» **Aim of the task**: Give back the entries in full, exactly as they are written.

» **Records**:
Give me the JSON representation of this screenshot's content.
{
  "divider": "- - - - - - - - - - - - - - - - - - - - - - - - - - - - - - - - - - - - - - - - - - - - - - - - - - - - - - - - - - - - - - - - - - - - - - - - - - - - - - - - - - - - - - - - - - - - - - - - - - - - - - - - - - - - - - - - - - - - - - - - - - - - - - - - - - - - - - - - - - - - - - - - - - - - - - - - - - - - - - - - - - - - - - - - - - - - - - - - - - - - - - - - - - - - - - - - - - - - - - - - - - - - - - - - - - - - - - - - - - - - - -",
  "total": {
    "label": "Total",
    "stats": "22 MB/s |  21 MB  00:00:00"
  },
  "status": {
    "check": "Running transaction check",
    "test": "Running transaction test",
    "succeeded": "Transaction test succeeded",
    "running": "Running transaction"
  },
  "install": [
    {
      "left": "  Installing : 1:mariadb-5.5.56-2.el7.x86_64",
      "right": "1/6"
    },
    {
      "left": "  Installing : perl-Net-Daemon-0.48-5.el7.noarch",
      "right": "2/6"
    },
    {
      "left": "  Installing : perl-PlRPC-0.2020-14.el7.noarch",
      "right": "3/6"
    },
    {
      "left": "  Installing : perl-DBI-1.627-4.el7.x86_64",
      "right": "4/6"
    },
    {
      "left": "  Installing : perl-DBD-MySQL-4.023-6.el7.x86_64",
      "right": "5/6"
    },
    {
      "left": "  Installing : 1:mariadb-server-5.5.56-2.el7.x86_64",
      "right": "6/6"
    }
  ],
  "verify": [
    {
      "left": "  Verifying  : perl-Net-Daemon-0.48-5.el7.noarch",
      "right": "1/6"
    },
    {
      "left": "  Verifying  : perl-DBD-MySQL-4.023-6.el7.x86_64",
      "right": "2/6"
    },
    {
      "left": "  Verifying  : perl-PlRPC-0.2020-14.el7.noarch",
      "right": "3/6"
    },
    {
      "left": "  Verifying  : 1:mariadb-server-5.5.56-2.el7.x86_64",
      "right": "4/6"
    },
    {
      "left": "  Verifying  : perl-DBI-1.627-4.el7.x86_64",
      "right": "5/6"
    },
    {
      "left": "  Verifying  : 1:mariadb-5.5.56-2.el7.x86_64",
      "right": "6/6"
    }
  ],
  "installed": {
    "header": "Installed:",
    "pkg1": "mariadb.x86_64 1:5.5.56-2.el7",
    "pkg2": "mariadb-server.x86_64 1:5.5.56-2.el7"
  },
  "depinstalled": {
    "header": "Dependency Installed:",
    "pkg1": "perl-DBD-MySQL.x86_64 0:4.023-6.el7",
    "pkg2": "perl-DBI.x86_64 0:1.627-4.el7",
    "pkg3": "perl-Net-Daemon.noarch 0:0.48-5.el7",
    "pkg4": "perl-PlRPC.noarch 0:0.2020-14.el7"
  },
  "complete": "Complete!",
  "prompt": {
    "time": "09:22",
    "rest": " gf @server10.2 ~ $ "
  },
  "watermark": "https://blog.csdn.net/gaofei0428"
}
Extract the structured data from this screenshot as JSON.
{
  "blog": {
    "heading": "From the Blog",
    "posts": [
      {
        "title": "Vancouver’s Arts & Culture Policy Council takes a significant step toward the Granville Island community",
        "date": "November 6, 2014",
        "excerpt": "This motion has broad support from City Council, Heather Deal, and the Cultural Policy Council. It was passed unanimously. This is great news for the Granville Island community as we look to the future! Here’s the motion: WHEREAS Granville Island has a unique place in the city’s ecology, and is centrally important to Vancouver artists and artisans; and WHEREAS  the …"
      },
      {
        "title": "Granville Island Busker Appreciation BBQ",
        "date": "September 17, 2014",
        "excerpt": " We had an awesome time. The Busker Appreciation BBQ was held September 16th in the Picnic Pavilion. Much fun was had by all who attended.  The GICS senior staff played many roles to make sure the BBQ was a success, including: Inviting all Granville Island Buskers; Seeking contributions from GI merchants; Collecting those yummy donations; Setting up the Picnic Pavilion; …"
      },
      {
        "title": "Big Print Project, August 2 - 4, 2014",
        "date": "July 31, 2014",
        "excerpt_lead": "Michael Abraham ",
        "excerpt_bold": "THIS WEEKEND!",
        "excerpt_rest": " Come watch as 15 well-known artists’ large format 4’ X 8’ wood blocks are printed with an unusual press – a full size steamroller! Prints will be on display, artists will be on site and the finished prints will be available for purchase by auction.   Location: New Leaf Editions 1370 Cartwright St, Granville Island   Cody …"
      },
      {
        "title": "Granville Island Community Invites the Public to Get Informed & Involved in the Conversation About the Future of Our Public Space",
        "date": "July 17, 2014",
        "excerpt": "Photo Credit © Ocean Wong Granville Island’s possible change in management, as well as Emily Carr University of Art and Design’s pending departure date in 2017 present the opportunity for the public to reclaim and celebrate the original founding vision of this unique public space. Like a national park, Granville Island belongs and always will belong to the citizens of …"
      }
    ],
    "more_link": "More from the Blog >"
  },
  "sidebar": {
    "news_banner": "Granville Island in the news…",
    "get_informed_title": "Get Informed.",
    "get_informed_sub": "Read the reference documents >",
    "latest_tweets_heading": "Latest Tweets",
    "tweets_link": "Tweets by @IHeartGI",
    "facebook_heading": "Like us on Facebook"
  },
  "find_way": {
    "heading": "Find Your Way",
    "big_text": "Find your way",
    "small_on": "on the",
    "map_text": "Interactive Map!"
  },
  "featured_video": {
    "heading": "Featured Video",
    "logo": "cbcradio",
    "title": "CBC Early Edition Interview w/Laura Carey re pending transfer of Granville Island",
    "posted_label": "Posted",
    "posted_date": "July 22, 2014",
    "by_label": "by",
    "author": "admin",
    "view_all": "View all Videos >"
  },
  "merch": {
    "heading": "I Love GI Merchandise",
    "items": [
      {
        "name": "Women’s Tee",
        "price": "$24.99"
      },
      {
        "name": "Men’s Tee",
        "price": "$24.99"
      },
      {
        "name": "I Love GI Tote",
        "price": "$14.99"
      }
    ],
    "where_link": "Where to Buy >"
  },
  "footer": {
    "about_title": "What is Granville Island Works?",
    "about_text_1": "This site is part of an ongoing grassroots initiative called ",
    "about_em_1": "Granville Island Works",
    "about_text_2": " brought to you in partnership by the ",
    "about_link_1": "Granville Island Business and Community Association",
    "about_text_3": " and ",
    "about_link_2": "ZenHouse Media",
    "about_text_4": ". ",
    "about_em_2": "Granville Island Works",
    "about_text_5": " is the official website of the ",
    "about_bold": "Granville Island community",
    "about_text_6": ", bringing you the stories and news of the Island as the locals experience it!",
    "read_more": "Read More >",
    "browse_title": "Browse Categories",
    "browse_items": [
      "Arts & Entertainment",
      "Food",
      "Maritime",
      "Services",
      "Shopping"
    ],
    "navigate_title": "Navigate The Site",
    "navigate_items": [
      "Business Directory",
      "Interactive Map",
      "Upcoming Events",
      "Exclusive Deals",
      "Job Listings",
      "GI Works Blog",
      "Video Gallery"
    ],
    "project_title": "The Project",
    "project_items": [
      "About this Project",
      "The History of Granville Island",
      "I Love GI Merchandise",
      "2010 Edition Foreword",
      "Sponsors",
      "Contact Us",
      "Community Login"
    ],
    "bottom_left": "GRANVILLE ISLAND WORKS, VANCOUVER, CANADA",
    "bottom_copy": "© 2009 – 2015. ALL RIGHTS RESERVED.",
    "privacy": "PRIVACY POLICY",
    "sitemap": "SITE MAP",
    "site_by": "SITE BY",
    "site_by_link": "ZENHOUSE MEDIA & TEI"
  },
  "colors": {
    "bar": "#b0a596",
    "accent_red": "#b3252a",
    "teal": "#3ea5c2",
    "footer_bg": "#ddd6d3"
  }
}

» **Your response**:
Give me the JSON representation of this screenshot's content.
{
  "divider": "- - - - - - - - - - - - - - - - - - - - - - - - - - - - - - - - - - - - - - - - - - - - - - - - - - - - - - - - - - - - - - - - - - - - - - - - - - - - - - - - - - - - - - - - - - - - - - - - - - - - - - - - - - - - - - - - - - - - - - - - - - - - - - - - - - - - - - - - - - - - - - - - - - - - - - - - - - - - - - - - - - - - - - - - - - - - - - - - - - - - - - - - - - - - - - - - - - - - - - - - - - - - - - - - - - - - - - - - - - - - - -",
  "total": {
    "label": "Total",
    "stats": "22 MB/s |  21 MB  00:00:00"
  },
  "status": {
    "check": "Running transaction check",
    "test": "Running transaction test",
    "succeeded": "Transaction test succeeded",
    "running": "Running transaction"
  },
  "install": [
    {
      "left": "  Installing : 1:mariadb-5.5.56-2.el7.x86_64",
      "right": "1/6"
    },
    {
      "left": "  Installing : perl-Net-Daemon-0.48-5.el7.noarch",
      "right": "2/6"
    },
    {
      "left": "  Installing : perl-PlRPC-0.2020-14.el7.noarch",
      "right": "3/6"
    },
    {
      "left": "  Installing : perl-DBI-1.627-4.el7.x86_64",
      "right": "4/6"
    },
    {
      "left": "  Installing : perl-DBD-MySQL-4.023-6.el7.x86_64",
      "right": "5/6"
    },
    {
      "left": "  Installing : 1:mariadb-server-5.5.56-2.el7.x86_64",
      "right": "6/6"
    }
  ],
  "verify": [
    {
      "left": "  Verifying  : perl-Net-Daemon-0.48-5.el7.noarch",
      "right": "1/6"
    },
    {
      "left": "  Verifying  : perl-DBD-MySQL-4.023-6.el7.x86_64",
      "right": "2/6"
    },
    {
      "left": "  Verifying  : perl-PlRPC-0.2020-14.el7.noarch",
      "right": "3/6"
    },
    {
      "left": "  Verifying  : 1:mariadb-server-5.5.56-2.el7.x86_64",
      "right": "4/6"
    },
    {
      "left": "  Verifying  : perl-DBI-1.627-4.el7.x86_64",
      "right": "5/6"
    },
    {
      "left": "  Verifying  : 1:mariadb-5.5.56-2.el7.x86_64",
      "right": "6/6"
    }
  ],
  "installed": {
    "header": "Installed:",
    "pkg1": "mariadb.x86_64 1:5.5.56-2.el7",
    "pkg2": "mariadb-server.x86_64 1:5.5.56-2.el7"
  },
  "depinstalled": {
    "header": "Dependency Installed:",
    "pkg1": "perl-DBD-MySQL.x86_64 0:4.023-6.el7",
    "pkg2": "perl-DBI.x86_64 0:1.627-4.el7",
    "pkg3": "perl-Net-Daemon.noarch 0:0.48-5.el7",
    "pkg4": "perl-PlRPC.noarch 0:0.2020-14.el7"
  },
  "complete": "Complete!",
  "prompt": {
    "time": "09:22",
    "rest": " gf @server10.2 ~ $ "
  },
  "watermark": "https://blog.csdn.net/gaofei0428"
}
Extract the structured data from this screenshot as JSON.
{
  "blog": {
    "heading": "From the Blog",
    "posts": [
      {
        "title": "Vancouver’s Arts & Culture Policy Council takes a significant step toward the Granville Island community",
        "date": "November 6, 2014",
        "excerpt": "This motion has broad support from City Council, Heather Deal, and the Cultural Policy Council. It was passed unanimously. This is great news for the Granville Island community as we look to the future! Here’s the motion: WHEREAS Granville Island has a unique place in the city’s ecology, and is centrally important to Vancouver artists and artisans; and WHEREAS  the …"
      },
      {
        "title": "Granville Island Busker Appreciation BBQ",
        "date": "September 17, 2014",
        "excerpt": " We had an awesome time. The Busker Appreciation BBQ was held September 16th in the Picnic Pavilion. Much fun was had by all who attended.  The GICS senior staff played many roles to make sure the BBQ was a success, including: Inviting all Granville Island Buskers; Seeking contributions from GI merchants; Collecting those yummy donations; Setting up the Picnic Pavilion; …"
      },
      {
        "title": "Big Print Project, August 2 - 4, 2014",
        "date": "July 31, 2014",
        "excerpt_lead": "Michael Abraham ",
        "excerpt_bold": "THIS WEEKEND!",
        "excerpt_rest": " Come watch as 15 well-known artists’ large format 4’ X 8’ wood blocks are printed with an unusual press – a full size steamroller! Prints will be on display, artists will be on site and the finished prints will be available for purchase by auction.   Location: New Leaf Editions 1370 Cartwright St, Granville Island   Cody …"
      },
      {
        "title": "Granville Island Community Invites the Public to Get Informed & Involved in the Conversation About the Future of Our Public Space",
        "date": "July 17, 2014",
        "excerpt": "Photo Credit © Ocean Wong Granville Island’s possible change in management, as well as Emily Carr University of Art and Design’s pending departure date in 2017 present the opportunity for the public to reclaim and celebrate the original founding vision of this unique public space. Like a national park, Granville Island belongs and always will belong to the citizens of …"
      }
    ],
    "more_link": "More from the Blog >"
  },
  "sidebar": {
    "news_banner": "Granville Island in the news…",
    "get_informed_title": "Get Informed.",
    "get_informed_sub": "Read the reference documents >",
    "latest_tweets_heading": "Latest Tweets",
    "tweets_link": "Tweets by @IHeartGI",
    "facebook_heading": "Like us on Facebook"
  },
  "find_way": {
    "heading": "Find Your Way",
    "big_text": "Find your way",
    "small_on": "on the",
    "map_text": "Interactive Map!"
  },
  "featured_video": {
    "heading": "Featured Video",
    "logo": "cbcradio",
    "title": "CBC Early Edition Interview w/Laura Carey re pending transfer of Granville Island",
    "posted_label": "Posted",
    "posted_date": "July 22, 2014",
    "by_label": "by",
    "author": "admin",
    "view_all": "View all Videos >"
  },
  "merch": {
    "heading": "I Love GI Merchandise",
    "items": [
      {
        "name": "Women’s Tee",
        "price": "$24.99"
      },
      {
        "name": "Men’s Tee",
        "price": "$24.99"
      },
      {
        "name": "I Love GI Tote",
        "price": "$14.99"
      }
    ],
    "where_link": "Where to Buy >"
  },
  "footer": {
    "about_title": "What is Granville Island Works?",
    "about_text_1": "This site is part of an ongoing grassroots initiative called ",
    "about_em_1": "Granville Island Works",
    "about_text_2": " brought to you in partnership by the ",
    "about_link_1": "Granville Island Business and Community Association",
    "about_text_3": " and ",
    "about_link_2": "ZenHouse Media",
    "about_text_4": ". ",
    "about_em_2": "Granville Island Works",
    "about_text_5": " is the official website of the ",
    "about_bold": "Granville Island community",
    "about_text_6": ", bringing you the stories and news of the Island as the locals experience it!",
    "read_more": "Read More >",
    "browse_title": "Browse Categories",
    "browse_items": [
      "Arts & Entertainment",
      "Food",
      "Maritime",
      "Services",
      "Shopping"
    ],
    "navigate_title": "Navigate The Site",
    "navigate_items": [
      "Business Directory",
      "Interactive Map",
      "Upcoming Events",
      "Exclusive Deals",
      "Job Listings",
      "GI Works Blog",
      "Video Gallery"
    ],
    "project_title": "The Project",
    "project_items": [
      "About this Project",
      "The History of Granville Island",
      "I Love GI Merchandise",
      "2010 Edition Foreword",
      "Sponsors",
      "Contact Us",
      "Community Login"
    ],
    "bottom_left": "GRANVILLE ISLAND WORKS, VANCOUVER, CANADA",
    "bottom_copy": "© 2009 – 2015. ALL RIGHTS RESERVED.",
    "privacy": "PRIVACY POLICY",
    "sitemap": "SITE MAP",
    "site_by": "SITE BY",
    "site_by_link": "ZENHOUSE MEDIA & TEI"
  },
  "colors": {
    "bar": "#b0a596",
    "accent_red": "#b3252a",
    "teal": "#3ea5c2",
    "footer_bg": "#ddd6d3"
  }
}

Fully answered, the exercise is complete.